The term “supervision” as used here is very different to the managerial usage of the term. The supervisor may or may not line manage the coach, the role is intended more for development and providing the coach with a coach. Coaching Supervision as a process works best when separated from day to day line management. This means that clear contracting is just as important in this relationship as it is in primary coaching mentoring relationships. This is more clear cut for independent Coaches and Supervisors. In-house programmes need a little more thought and contracting to keep the process “clean”.
Brigid Proctor (1986) described three elements useful in counselling supervision; normative, formative and restorative. These elements have value in coaching supervision too. Julie Hay (2007) re-labelled restorative as supportive when applied to coaching to reflect the less traumatic nature of the coaching process when compared to counselling.
The normative aspects of supervision relate to ensuring that the coach is practicing in a competent and ethical way. This includes working in accordance with the law and within whatever professional or organisational boundaries apply.
The formative aspect is aimed at encouraging development and growth in the coach by the use of feedback, direct guidance, challenge or role modelling.
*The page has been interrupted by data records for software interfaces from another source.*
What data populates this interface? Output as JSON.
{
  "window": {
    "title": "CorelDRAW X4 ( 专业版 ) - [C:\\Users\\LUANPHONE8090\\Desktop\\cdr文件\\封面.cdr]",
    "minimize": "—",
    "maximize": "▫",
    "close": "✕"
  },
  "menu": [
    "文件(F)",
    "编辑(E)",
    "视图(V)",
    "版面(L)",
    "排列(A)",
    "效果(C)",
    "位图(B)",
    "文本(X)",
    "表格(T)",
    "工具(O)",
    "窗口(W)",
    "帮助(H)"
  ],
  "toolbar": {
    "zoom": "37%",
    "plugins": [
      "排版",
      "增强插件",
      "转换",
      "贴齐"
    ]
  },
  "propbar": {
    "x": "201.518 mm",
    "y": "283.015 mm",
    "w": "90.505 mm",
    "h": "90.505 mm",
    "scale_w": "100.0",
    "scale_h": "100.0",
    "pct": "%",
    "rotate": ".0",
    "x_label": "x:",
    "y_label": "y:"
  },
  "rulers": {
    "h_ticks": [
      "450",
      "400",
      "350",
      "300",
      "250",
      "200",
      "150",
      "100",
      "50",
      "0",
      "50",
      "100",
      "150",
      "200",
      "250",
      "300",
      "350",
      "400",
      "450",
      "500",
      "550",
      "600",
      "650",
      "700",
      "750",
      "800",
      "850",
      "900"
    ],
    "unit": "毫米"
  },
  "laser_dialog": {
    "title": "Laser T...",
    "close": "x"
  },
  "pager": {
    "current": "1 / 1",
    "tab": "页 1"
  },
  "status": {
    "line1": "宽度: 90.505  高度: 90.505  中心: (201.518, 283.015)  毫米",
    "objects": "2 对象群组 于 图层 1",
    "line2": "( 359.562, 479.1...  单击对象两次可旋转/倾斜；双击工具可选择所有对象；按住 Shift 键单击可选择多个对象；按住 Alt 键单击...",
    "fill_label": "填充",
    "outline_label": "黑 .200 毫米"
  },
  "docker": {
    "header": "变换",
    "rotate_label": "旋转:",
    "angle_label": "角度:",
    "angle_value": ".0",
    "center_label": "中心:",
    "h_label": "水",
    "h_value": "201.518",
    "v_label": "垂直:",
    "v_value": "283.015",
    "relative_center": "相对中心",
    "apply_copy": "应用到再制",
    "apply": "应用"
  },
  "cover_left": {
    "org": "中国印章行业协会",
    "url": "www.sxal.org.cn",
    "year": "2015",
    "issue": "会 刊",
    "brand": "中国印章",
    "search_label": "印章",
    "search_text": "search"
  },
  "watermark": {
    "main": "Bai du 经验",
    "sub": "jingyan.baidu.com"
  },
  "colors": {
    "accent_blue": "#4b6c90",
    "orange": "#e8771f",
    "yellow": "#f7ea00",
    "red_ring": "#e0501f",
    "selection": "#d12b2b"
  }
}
The aim is to engage the coach in active self awareness, development of skills and increased knowledge of theoretical models.
Finally the supportive aspect is aimed at providing the coach/ mentor with a safety valve to ensure that they are avoiding unhealthy transference or counter transference issues. This may involve challenging the coach/mentors perceptions about emotions, issues or approaches. It may even include recommending that the coach/ mentor seek more in-depth personal support if their own personal issues have begun to intrude into their professional practice. In addition this aspect provides the encouragement and support to help the coach/ mentor if they experience feelings of self doubt or insecurity.
In-house coaching and mentoring programmes should include a formally set up supervision process. This can involve experiences coaches or mentors within the organisation or may involve using and external provider.
If you are a practicing Coach do you have a Supervisor? If not do contact me to find out about my groups and one to one support.
If you are an experienced Coach maybe it is time to consider training as a Supervisor yourself. My next Accredited Diploma starts in September and there is still time to join the Cohort. Contact me direct or click the link for more details.